Cornering is something you should always practice and it is one of the things that separates a good rider from a great rider. There are tons of how-tos on YouTube, so search for how to ride flat corners, ride berms, and cornering when it is off-camber. Learning those three techniques can be applied to most situations.
Practice in a Parking Lot
Don’t get clipless pedals and head straight to the mountains. Practice goes a long way in keeping you safe on the trails and is best done in a controlled environment.
You can practice technique in your neighborhood, a local park, or in your driveway and what you’re trying to do is minimize the variables so you can learn the technique.
On a trail, you’re dealing with uneven surfaces, loose terrain, and lots of other things. Instead of launching yourself down the trail and figuring you’ll deal with it when you see it, practice with homemade stuff first. You might think you look stupid bunny hopping water bottles in your driveway, but you’ll look (and probably feel) even stupider when you mess it up on a trail and send it over the handlebars.
Here are a few things to try:
- Use cones, or even empty craft beer cans, to set up a cornering course
- Roll off of a curb to feel what happens to you and your bike when descending and dropping off little ledges
- Place a pinecone or some other small object on the ground and try pop the front of your bike up and over it
- Find a gentle slope and practice braking: what happens when you only grab the front? The rear? And both at the same time?
- Practice trackstands, especially if you have clipless pedals
The #1 piece of advice I could give for any rider, at any skill level, is to look ahead as far as the trail allows.
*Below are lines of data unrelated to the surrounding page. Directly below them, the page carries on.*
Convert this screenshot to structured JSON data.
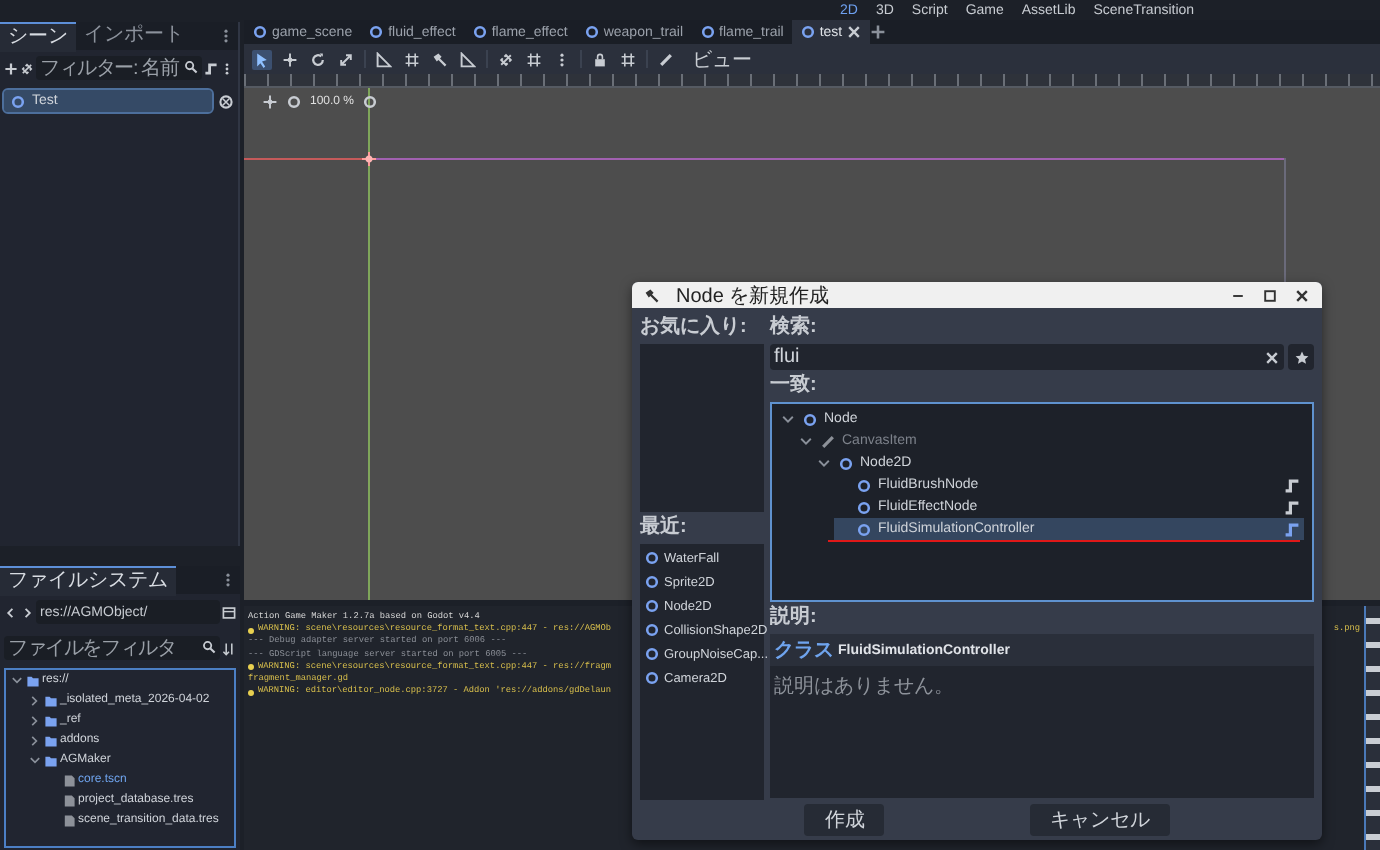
{
  "top_bar": {
    "workspaces": [
      {
        "label": "2D",
        "selected": true
      },
      {
        "label": "3D",
        "selected": false
      },
      {
        "label": "Script",
        "selected": false
      },
      {
        "label": "Game",
        "selected": false
      },
      {
        "label": "AssetLib",
        "selected": false
      },
      {
        "label": "SceneTransition",
        "selected": false
      }
    ]
  },
  "scene_dock": {
    "tabs": [
      {
        "label": "シーン",
        "selected": true
      },
      {
        "label": "インポート",
        "selected": false
      }
    ],
    "filter": {
      "placeholder": "フィルター: 名前"
    },
    "tree": [
      {
        "label": "Test",
        "selected": true
      }
    ]
  },
  "filesystem_dock": {
    "tab": "ファイルシステム",
    "path": "res://AGMObject/",
    "filter": {
      "placeholder": "ファイルをフィルタ"
    },
    "tree": [
      {
        "label": "res://",
        "kind": "folder",
        "expanded": true,
        "selected": false,
        "children": [
          {
            "label": "_isolated_meta_2026-04-02",
            "kind": "folder",
            "expanded": false,
            "selected": false
          },
          {
            "label": "_ref",
            "kind": "folder",
            "expanded": false,
            "selected": false
          },
          {
            "label": "addons",
            "kind": "folder",
            "expanded": false,
            "selected": false
          },
          {
            "label": "AGMaker",
            "kind": "folder",
            "expanded": true,
            "selected": false,
            "children": [
              {
                "label": "core.tscn",
                "kind": "file",
                "expanded": false,
                "selected": true
              },
              {
                "label": "project_database.tres",
                "kind": "file",
                "expanded": false,
                "selected": false
              },
              {
                "label": "scene_transition_data.tres",
                "kind": "file",
                "expanded": false,
                "selected": false
              }
            ]
          }
        ]
      }
    ]
  },
  "scene_tabs": [
    {
      "label": "game_scene",
      "selected": false
    },
    {
      "label": "fluid_effect",
      "selected": false
    },
    {
      "label": "flame_effect",
      "selected": false
    },
    {
      "label": "weapon_trail",
      "selected": false
    },
    {
      "label": "flame_trail",
      "selected": false
    },
    {
      "label": "test",
      "selected": true
    }
  ],
  "toolbar": {
    "tools": [
      {
        "selected": true
      },
      {
        "selected": false
      },
      {
        "selected": false
      },
      {
        "selected": false
      },
      {
        "selected": false
      },
      {
        "selected": false
      },
      {
        "selected": false
      },
      {
        "selected": false
      },
      {
        "selected": false
      },
      {
        "selected": false
      },
      {
        "selected": false
      },
      {
        "selected": false
      },
      {
        "selected": false
      },
      {
        "selected": false
      }
    ],
    "view_menu": "ビュー"
  },
  "viewport": {
    "zoom": "100.0 %"
  },
  "output": {
    "lines": [
      {
        "kind": "info",
        "text": "Action Game Maker 1.2.7a based on Godot v4.4"
      },
      {
        "kind": "warning",
        "text": "WARNING: scene\\resources\\resource_format_text.cpp:447 - res://AGMOb",
        "tail": "s.png"
      },
      {
        "kind": "dim",
        "text": "--- Debug adapter server started on port 6006 ---"
      },
      {
        "kind": "dim",
        "text": "--- GDScript language server started on port 6005 ---"
      },
      {
        "kind": "warning",
        "text": "WARNING: scene\\resources\\resource_format_text.cpp:447 - res://fragm"
      },
      {
        "kind": "plain",
        "text": "fragment_manager.gd"
      },
      {
        "kind": "warning",
        "text": "WARNING: editor\\editor_node.cpp:3727 - Addon 'res://addons/gdDelaun"
      }
    ]
  },
  "dialog": {
    "title": "Node を新規作成",
    "favorites_label": "お気に入り:",
    "recent_label": "最近:",
    "recent": [
      "WaterFall",
      "Sprite2D",
      "Node2D",
      "CollisionShape2D",
      "GroupNoiseCap...",
      "Camera2D"
    ],
    "search_label": "検索:",
    "search_value": "flui",
    "matches_label": "一致:",
    "matches": [
      {
        "label": "Node",
        "expanded": true,
        "disabled": false,
        "selected": false,
        "has_script": false,
        "children": [
          {
            "label": "CanvasItem",
            "expanded": true,
            "disabled": true,
            "selected": false,
            "has_script": false,
            "children": [
              {
                "label": "Node2D",
                "expanded": true,
                "disabled": false,
                "selected": false,
                "has_script": false,
                "children": [
                  {
                    "label": "FluidBrushNode",
                    "expanded": false,
                    "disabled": false,
                    "selected": false,
                    "has_script": true
                  },
                  {
                    "label": "FluidEffectNode",
                    "expanded": false,
                    "disabled": false,
                    "selected": false,
                    "has_script": true
                  },
                  {
                    "label": "FluidSimulationController",
                    "expanded": false,
                    "disabled": false,
                    "selected": true,
                    "has_script": true
                  }
                ]
              }
            ]
          }
        ]
      }
    ],
    "description_label": "説明:",
    "description_class": "クラス",
    "description_name": "FluidSimulationController",
    "description_text": "説明はありません。",
    "buttons": [
      "作成",
      "キャンセル"
    ]
  }
}
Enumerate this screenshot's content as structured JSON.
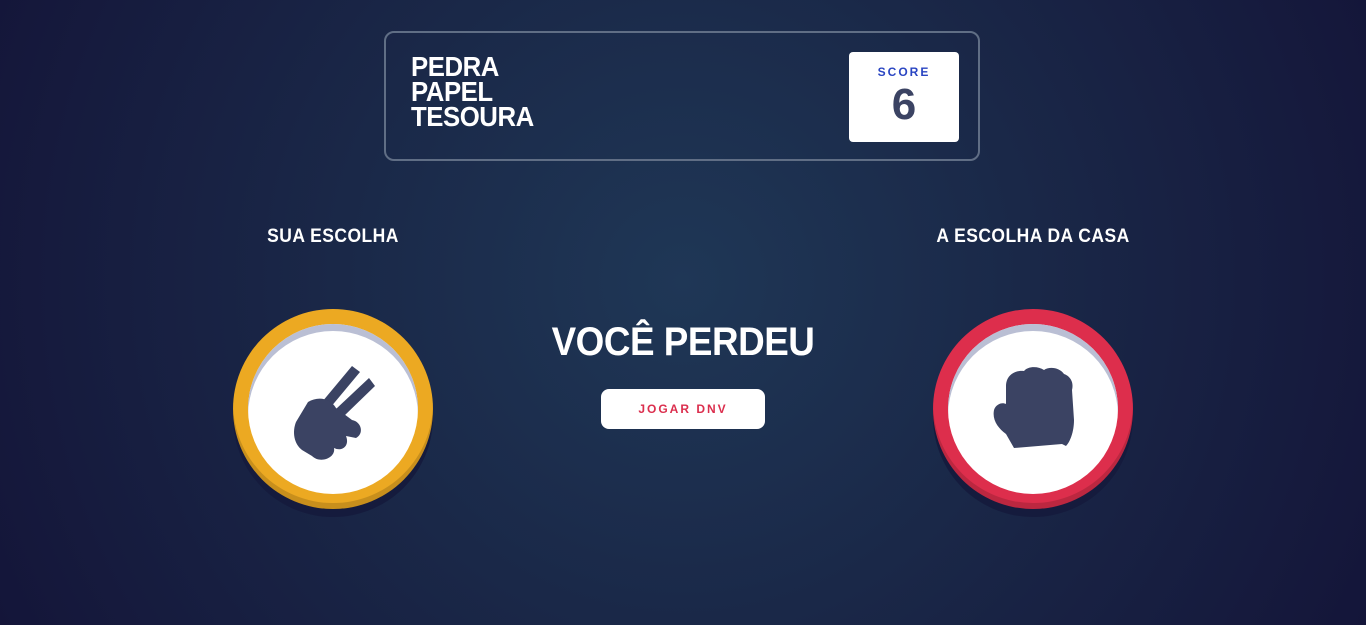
{
  "header": {
    "title_lines": [
      "PEDRA",
      "PAPEL",
      "TESOURA"
    ],
    "score_label": "SCORE",
    "score_value": "6"
  },
  "picks": {
    "player_label": "SUA ESCOLHA",
    "house_label": "A ESCOLHA DA CASA",
    "player_choice": {
      "icon": "scissors-icon",
      "ring_color": "#eca922"
    },
    "house_choice": {
      "icon": "rock-icon",
      "ring_color": "#dd2e4c"
    }
  },
  "result": {
    "text": "VOCÊ PERDEU",
    "play_again_label": "JOGAR DNV"
  },
  "colors": {
    "icon_fill": "#3b4363",
    "score_label": "#2a45c2",
    "button_text": "#db2e4d"
  }
}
Staring at your front wheel puts you in a reactive state, where you’re only dealing with what is in front of you at that exact moment.
Lifting your gaze lets you look down the trail and spot obstacles before you get to them. This allows you to ride in a proactive state, creating a safer, smoother ride. It also helps slow things down, much in the same way looking down the road while driving feels slower than when you look out the side window at the trees and telephone poles whizzing by. This gives you time to spot a line, stay relaxed, and keep an eye out for the hikers you need to yield to.
Get yourself a pair of chamois shorts – and don’t wear underwear with them. Trust me on this one.
Now go get out and ride.